At this point I was wondering if this was a dream? I was frozen as the big cat attempted to drown its victim seemingly without a fight! A few horrifying moments went by in my dreamlike state, when Big let go and walked away into the brush. The victim, whom I could see clearly under the water, had its eyes open, and stayed under for a bit, struggling to bring itself to the surface. I could see into its eyes and see death’s calling card. All at once I become unfrozen and with fluid motion sprang forward and reached for the poor soul. It couldn’t quite come up for breath but as I reached for its body it tried to claw me! Knowing this was just pure cat survival mode, I tried again, but still couldn’t get ahold of it. I took a step back trying to think quickly how I could save this retched creature.
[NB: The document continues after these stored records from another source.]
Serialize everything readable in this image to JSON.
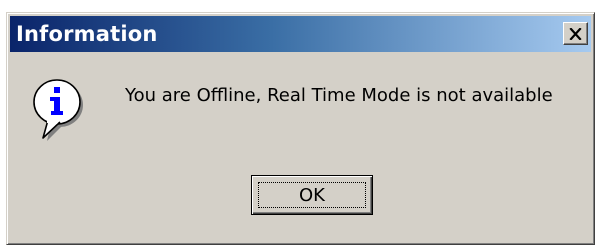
{
  "dialog": {
    "title": "Information",
    "message": "You are Offline, Real Time Mode is not available",
    "icon": "info-icon",
    "buttons": {
      "ok_label": "OK"
    },
    "close_icon": "close-icon"
  },
  "colors": {
    "titlebar_start": "#0a246a",
    "titlebar_end": "#a6caf0",
    "dialog_background": "#d4d0c8",
    "icon_letter": "#0000ff"
  }
}
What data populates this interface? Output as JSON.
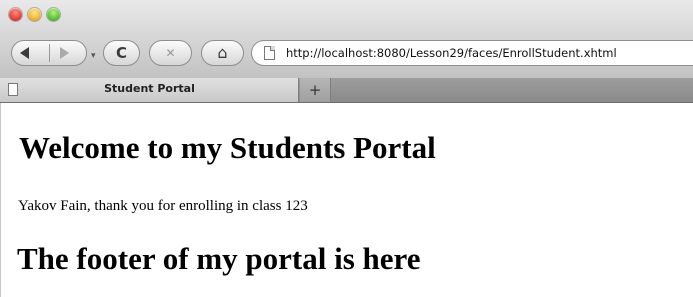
{
  "browser": {
    "tab_title": "Student Portal",
    "new_tab_label": "+",
    "address": {
      "url": "http://localhost:8080/Lesson29/faces/EnrollStudent.xhtml"
    },
    "toolbar": {
      "back_icon": "back-arrow-icon",
      "forward_icon": "forward-arrow-icon",
      "reload_icon": "reload-icon",
      "stop_icon": "stop-icon",
      "home_icon": "home-icon",
      "reload_glyph": "C",
      "stop_glyph": "✕",
      "home_glyph": "⌂"
    }
  },
  "page": {
    "heading": "Welcome to my Students Portal",
    "message": "Yakov Fain, thank you for enrolling in class 123",
    "footer_heading": "The footer of my portal is here"
  }
}
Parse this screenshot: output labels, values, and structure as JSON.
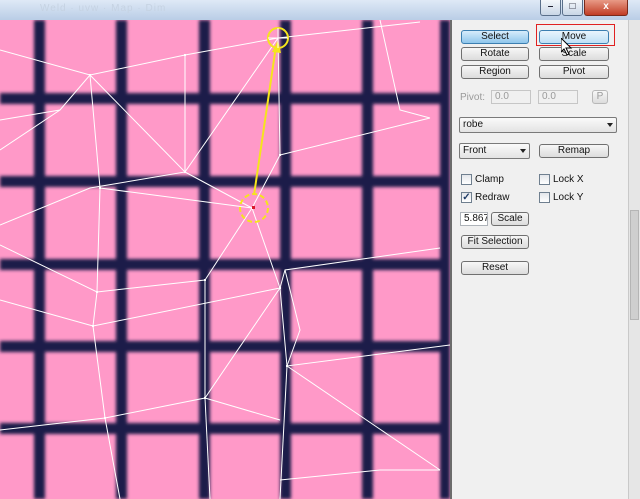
{
  "window": {
    "title_faded": "Weld  ·  uvw  ·  Map  ·  Dim",
    "buttons": [
      "–",
      "□",
      "x"
    ]
  },
  "viewport": {
    "colors": {
      "fill": "#ff99c8",
      "grid": "#1e1f4a",
      "wire": "#ffffff",
      "highlight": "#f5e51c"
    }
  },
  "panel": {
    "select": "Select",
    "move": "Move",
    "rotate": "Rotate",
    "scale": "Scale",
    "region": "Region",
    "pivot": "Pivot",
    "pivot_label": "Pivot:",
    "pivot_x": "0.0",
    "pivot_y": "0.0",
    "pivot_p": "P",
    "material": "robe",
    "view": "Front",
    "remap": "Remap",
    "clamp": "Clamp",
    "lock_x": "Lock X",
    "redraw": "Redraw",
    "lock_y": "Lock Y",
    "scale_value": "5.867",
    "scale_button": "Scale",
    "fit_selection": "Fit Selection",
    "reset": "Reset"
  },
  "state": {
    "active_tool": "select",
    "hovered_tool": "move",
    "clamp": false,
    "redraw": true,
    "lock_x": false,
    "lock_y": false
  }
}
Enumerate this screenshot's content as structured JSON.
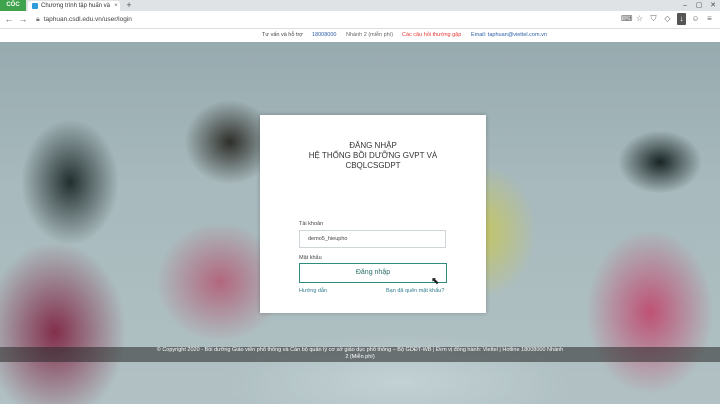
{
  "browser": {
    "brand": "CỐC CỐC",
    "tab_title": "Chương trình tập huấn và bồi",
    "url": "taphuan.csdl.edu.vn/user/login"
  },
  "infobar": {
    "support_label": "Tư vấn và hỗ trợ",
    "phone": "18008000",
    "branch": "Nhánh 2 (miễn phí)",
    "faq": "Các câu hỏi thường gặp",
    "email": "Email: taphuan@viettel.com.vn"
  },
  "login": {
    "title_line1": "ĐĂNG NHẬP",
    "title_line2": "HỆ THỐNG BỒI DƯỠNG GVPT VÀ",
    "title_line3": "CBQLCSGDPT",
    "username_label": "Tài khoản",
    "username_value": "demo5_hieupho",
    "password_label": "Mật khẩu",
    "password_value": "•••",
    "guide_link": "Hướng dẫn",
    "forgot_link": "Bạn đã quên mật khẩu?",
    "submit_label": "Đăng nhập"
  },
  "footer": {
    "line1": "© Copyright 2020 - Bồi dưỡng Giáo viên phổ thông và Cán bộ quản lý cơ sở giáo dục phổ thông – Bộ GDĐT-WB | Đơn vị đồng hành: Viettel | Hotline 18008000 Nhánh",
    "line2": "2 (Miễn phí)"
  },
  "colors": {
    "accent": "#2e8b7e",
    "brand_green": "#3fa34d",
    "infobar_phone": "#2b5fa8",
    "infobar_faq": "#e53935"
  }
}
I couldn’t bare seeing the agony of drowning in its eyes.
In that instant, against all odds it seemed, the feline actually pulled itself out and stopped breathing, laying there soggy wet stretched out on the shore, still looking at me with menace as if to say, “No way I am going to let you help me.” I could see that it was scrawny and a silvery gray that may have been beautiful before the ravages of some disease had withered away at its health.
I was still wondering if I had fallen through a rabbit hole when that mangy creature took a ragged breath or two then rolled onto its belly and dragged itself under the nearby bush. All I could think now was that it was crawling under the bush with the wish to die with dignity in privacy. But for some crazy reason I still thought I could help this near dead feline! I still had hope! So, fearing the pain but feeling I couldn’t live with myself if I didn’t at least try one more time, I reached out to it, under the bush, thinking it needed life-saving breath and that possibly I could provide it.
Astonishingly, that poor, soggy, near drowned quarry pulled itself up and dragged itself even further away beyond my reach and out of my sight. I was left standing there, alone, in awe of the power of the drive for survival, or perhaps death with dignity, and stung by the rejection of my attempts to rescue. I don’t know if the creature survived or not. But clearly it didn’t need or want my rescue and that part I understood abundantly for the first time in my life.
What, you ask, am I still trying to figure out? Well, it’s the part about Big. What in the world was that thing? Real CATS don’t act like that.
A week later I went to Urgent Care. My hand was bloated like a dead opossum lying on the side of the road for a week, before the vultures come. When the doctor walked into the room I was grateful for the usual “what happened?” question. Mostly for the chance to say something out loud to another human being about what I had seen but nervous she might think I was nuts.
When I told her the story, with what I thought was enough detail to express my dismay, her response was, “Wild cats are… well, wild you know.”
Maybe it had been a dream after all. But the shots sure didn’t feel like it.